• _Data listing_
**********

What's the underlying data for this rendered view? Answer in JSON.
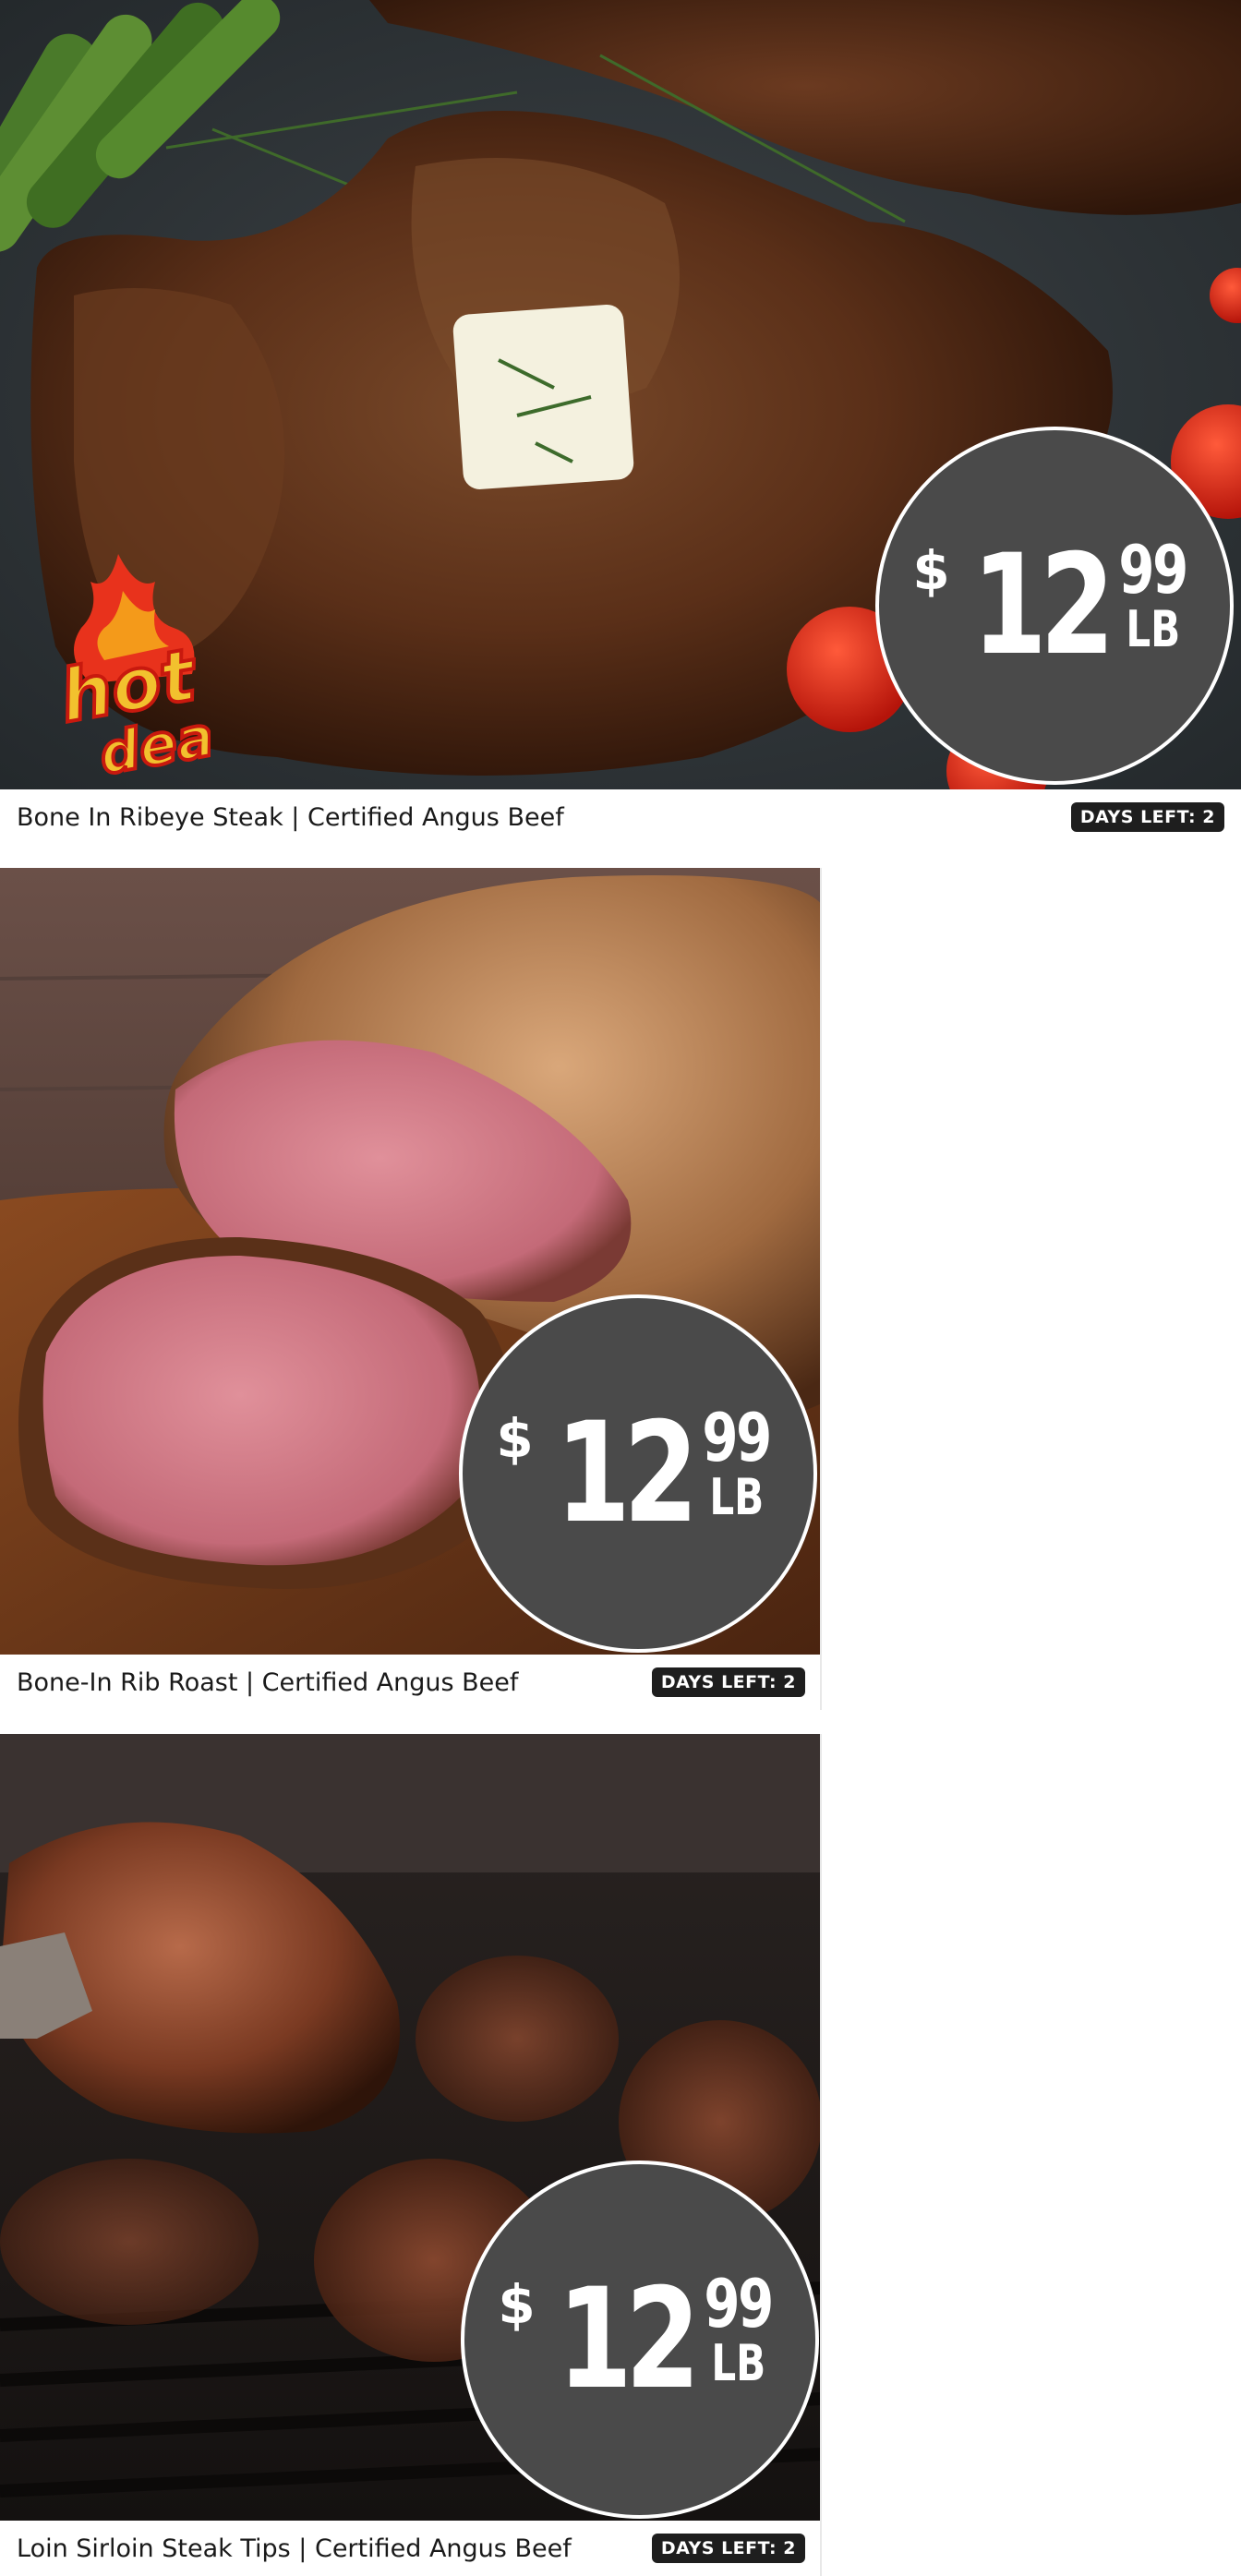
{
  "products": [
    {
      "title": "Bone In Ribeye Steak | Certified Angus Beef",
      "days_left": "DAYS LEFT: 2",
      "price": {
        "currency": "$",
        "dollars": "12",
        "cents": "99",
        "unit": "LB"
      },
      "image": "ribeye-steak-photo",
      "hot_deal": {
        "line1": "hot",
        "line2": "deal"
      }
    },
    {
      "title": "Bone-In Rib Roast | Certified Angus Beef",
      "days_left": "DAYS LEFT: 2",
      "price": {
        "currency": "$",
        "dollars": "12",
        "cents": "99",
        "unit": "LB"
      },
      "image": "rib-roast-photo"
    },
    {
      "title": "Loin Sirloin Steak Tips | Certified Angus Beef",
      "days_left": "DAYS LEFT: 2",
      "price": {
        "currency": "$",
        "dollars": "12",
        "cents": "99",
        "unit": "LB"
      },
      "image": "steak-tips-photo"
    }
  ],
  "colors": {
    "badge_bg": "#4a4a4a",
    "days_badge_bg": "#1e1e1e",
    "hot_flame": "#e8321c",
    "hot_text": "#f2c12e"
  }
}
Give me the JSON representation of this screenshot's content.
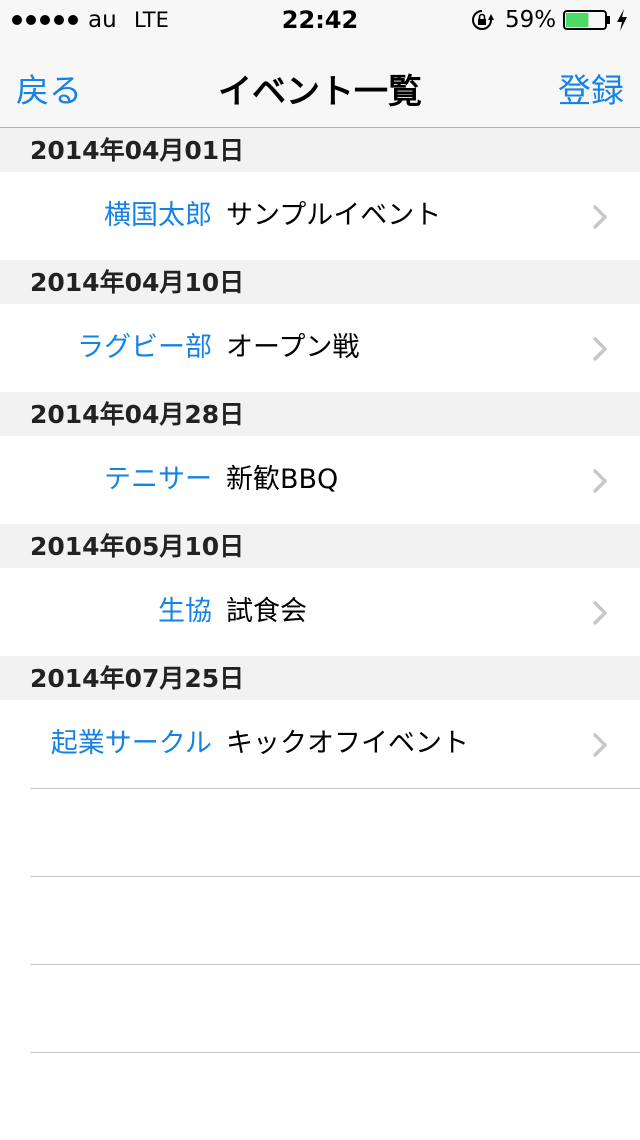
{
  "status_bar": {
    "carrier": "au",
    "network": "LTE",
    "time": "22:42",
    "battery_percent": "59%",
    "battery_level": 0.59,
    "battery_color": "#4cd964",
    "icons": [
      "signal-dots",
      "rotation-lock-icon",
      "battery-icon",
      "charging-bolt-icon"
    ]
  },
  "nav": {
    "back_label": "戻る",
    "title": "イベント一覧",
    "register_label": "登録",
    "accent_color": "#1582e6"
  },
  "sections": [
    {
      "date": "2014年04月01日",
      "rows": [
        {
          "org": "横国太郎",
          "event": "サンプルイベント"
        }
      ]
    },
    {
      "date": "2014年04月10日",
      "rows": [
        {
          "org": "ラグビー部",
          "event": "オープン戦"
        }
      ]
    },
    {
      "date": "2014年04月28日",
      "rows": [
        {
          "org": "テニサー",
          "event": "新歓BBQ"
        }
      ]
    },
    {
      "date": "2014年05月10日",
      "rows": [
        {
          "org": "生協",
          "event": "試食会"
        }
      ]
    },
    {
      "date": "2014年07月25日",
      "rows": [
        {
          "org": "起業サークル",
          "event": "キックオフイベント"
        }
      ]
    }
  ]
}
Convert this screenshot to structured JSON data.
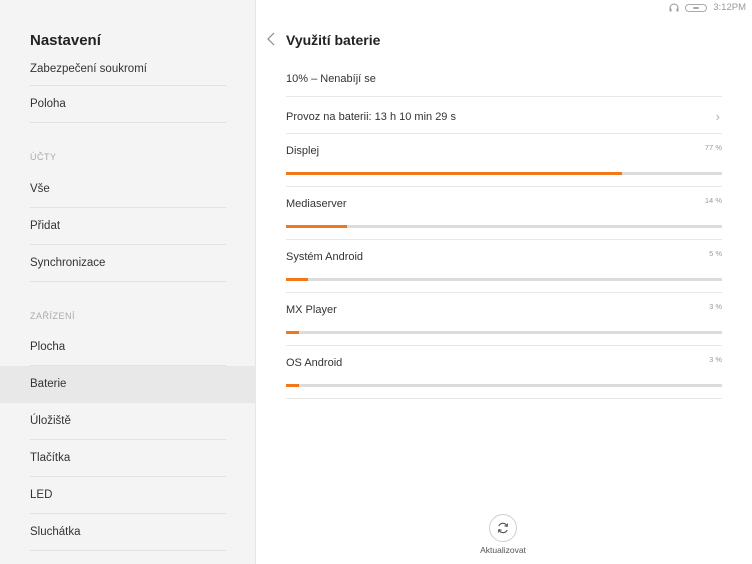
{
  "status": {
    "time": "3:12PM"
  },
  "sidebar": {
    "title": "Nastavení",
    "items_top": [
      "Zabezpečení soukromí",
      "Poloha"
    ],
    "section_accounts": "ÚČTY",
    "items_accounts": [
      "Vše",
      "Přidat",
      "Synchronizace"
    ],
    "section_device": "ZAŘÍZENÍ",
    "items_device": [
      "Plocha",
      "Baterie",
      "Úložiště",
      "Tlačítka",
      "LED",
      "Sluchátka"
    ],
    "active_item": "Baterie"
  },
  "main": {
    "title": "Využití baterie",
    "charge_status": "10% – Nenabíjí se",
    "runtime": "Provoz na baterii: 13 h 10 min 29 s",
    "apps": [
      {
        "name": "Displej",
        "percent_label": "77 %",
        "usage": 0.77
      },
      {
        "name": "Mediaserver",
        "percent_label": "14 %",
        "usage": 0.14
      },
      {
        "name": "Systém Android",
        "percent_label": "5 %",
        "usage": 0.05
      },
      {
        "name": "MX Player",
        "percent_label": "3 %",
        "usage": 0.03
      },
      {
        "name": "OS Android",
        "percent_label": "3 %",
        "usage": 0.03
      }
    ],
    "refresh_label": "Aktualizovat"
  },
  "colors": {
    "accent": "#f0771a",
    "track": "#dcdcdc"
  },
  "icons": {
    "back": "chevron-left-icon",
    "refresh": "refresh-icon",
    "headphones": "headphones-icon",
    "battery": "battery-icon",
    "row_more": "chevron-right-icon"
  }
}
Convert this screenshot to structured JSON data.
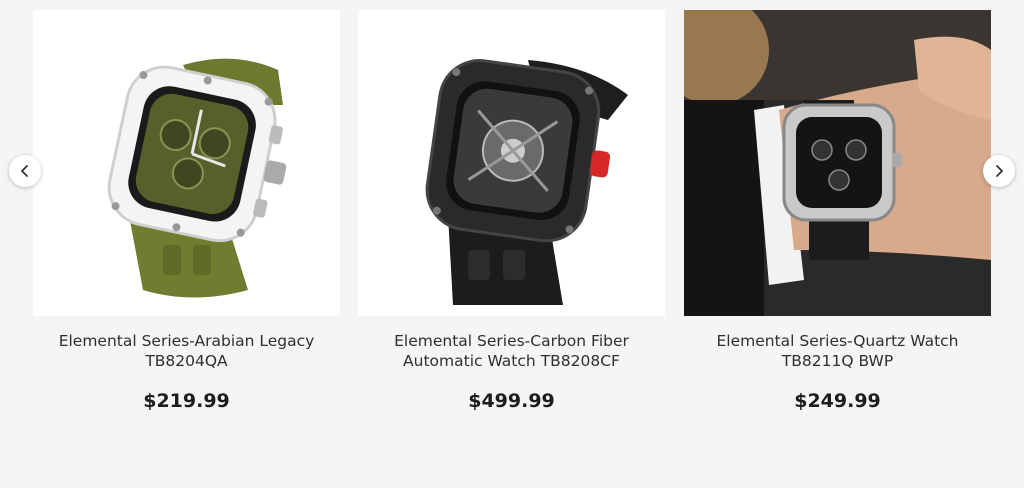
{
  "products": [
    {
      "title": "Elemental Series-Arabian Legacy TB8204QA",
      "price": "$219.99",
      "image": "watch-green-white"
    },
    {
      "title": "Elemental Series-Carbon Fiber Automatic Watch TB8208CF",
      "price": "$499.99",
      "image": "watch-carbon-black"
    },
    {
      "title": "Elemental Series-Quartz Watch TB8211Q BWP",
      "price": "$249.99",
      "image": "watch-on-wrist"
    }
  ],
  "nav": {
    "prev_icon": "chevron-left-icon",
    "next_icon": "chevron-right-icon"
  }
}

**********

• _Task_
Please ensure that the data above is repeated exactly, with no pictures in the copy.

• _Reply to the exercise_
What's the underlying data for this rendered view? Answer in JSON.
{
  "products": [
    {
      "title": "Bone In Ribeye Steak | Certified Angus Beef",
      "days_left": "DAYS LEFT: 2",
      "price": {
        "currency": "$",
        "dollars": "12",
        "cents": "99",
        "unit": "LB"
      },
      "image": "ribeye-steak-photo",
      "hot_deal": {
        "line1": "hot",
        "line2": "deal"
      }
    },
    {
      "title": "Bone-In Rib Roast | Certified Angus Beef",
      "days_left": "DAYS LEFT: 2",
      "price": {
        "currency": "$",
        "dollars": "12",
        "cents": "99",
        "unit": "LB"
      },
      "image": "rib-roast-photo"
    },
    {
      "title": "Loin Sirloin Steak Tips | Certified Angus Beef",
      "days_left": "DAYS LEFT: 2",
      "price": {
        "currency": "$",
        "dollars": "12",
        "cents": "99",
        "unit": "LB"
      },
      "image": "steak-tips-photo"
    }
  ],
  "colors": {
    "badge_bg": "#4a4a4a",
    "days_badge_bg": "#1e1e1e",
    "hot_flame": "#e8321c",
    "hot_text": "#f2c12e"
  }
}
Give me the JSON representation of this screenshot's content.
{
  "status_bar": {
    "carrier": "au",
    "network": "LTE",
    "time": "22:42",
    "battery_percent": "59%",
    "battery_level": 0.59,
    "battery_color": "#4cd964",
    "icons": [
      "signal-dots",
      "rotation-lock-icon",
      "battery-icon",
      "charging-bolt-icon"
    ]
  },
  "nav": {
    "back_label": "戻る",
    "title": "イベント一覧",
    "register_label": "登録",
    "accent_color": "#1582e6"
  },
  "sections": [
    {
      "date": "2014年04月01日",
      "rows": [
        {
          "org": "横国太郎",
          "event": "サンプルイベント"
        }
      ]
    },
    {
      "date": "2014年04月10日",
      "rows": [
        {
          "org": "ラグビー部",
          "event": "オープン戦"
        }
      ]
    },
    {
      "date": "2014年04月28日",
      "rows": [
        {
          "org": "テニサー",
          "event": "新歓BBQ"
        }
      ]
    },
    {
      "date": "2014年05月10日",
      "rows": [
        {
          "org": "生協",
          "event": "試食会"
        }
      ]
    },
    {
      "date": "2014年07月25日",
      "rows": [
        {
          "org": "起業サークル",
          "event": "キックオフイベント"
        }
      ]
    }
  ]
}
Convert this screenshot to structured JSON data.
{
  "status": {
    "time": "3:12PM"
  },
  "sidebar": {
    "title": "Nastavení",
    "items_top": [
      "Zabezpečení soukromí",
      "Poloha"
    ],
    "section_accounts": "ÚČTY",
    "items_accounts": [
      "Vše",
      "Přidat",
      "Synchronizace"
    ],
    "section_device": "ZAŘÍZENÍ",
    "items_device": [
      "Plocha",
      "Baterie",
      "Úložiště",
      "Tlačítka",
      "LED",
      "Sluchátka"
    ],
    "active_item": "Baterie"
  },
  "main": {
    "title": "Využití baterie",
    "charge_status": "10% – Nenabíjí se",
    "runtime": "Provoz na baterii: 13 h 10 min 29 s",
    "apps": [
      {
        "name": "Displej",
        "percent_label": "77 %",
        "usage": 0.77
      },
      {
        "name": "Mediaserver",
        "percent_label": "14 %",
        "usage": 0.14
      },
      {
        "name": "Systém Android",
        "percent_label": "5 %",
        "usage": 0.05
      },
      {
        "name": "MX Player",
        "percent_label": "3 %",
        "usage": 0.03
      },
      {
        "name": "OS Android",
        "percent_label": "3 %",
        "usage": 0.03
      }
    ],
    "refresh_label": "Aktualizovat"
  },
  "colors": {
    "accent": "#f0771a",
    "track": "#dcdcdc"
  },
  "icons": {
    "back": "chevron-left-icon",
    "refresh": "refresh-icon",
    "headphones": "headphones-icon",
    "battery": "battery-icon",
    "row_more": "chevron-right-icon"
  }
}
Convert this screenshot to structured JSON data.
{
  "products": [
    {
      "title": "Elemental Series-Arabian Legacy TB8204QA",
      "price": "$219.99",
      "image": "watch-green-white"
    },
    {
      "title": "Elemental Series-Carbon Fiber Automatic Watch TB8208CF",
      "price": "$499.99",
      "image": "watch-carbon-black"
    },
    {
      "title": "Elemental Series-Quartz Watch TB8211Q BWP",
      "price": "$249.99",
      "image": "watch-on-wrist"
    }
  ],
  "nav": {
    "prev_icon": "chevron-left-icon",
    "next_icon": "chevron-right-icon"
  }
}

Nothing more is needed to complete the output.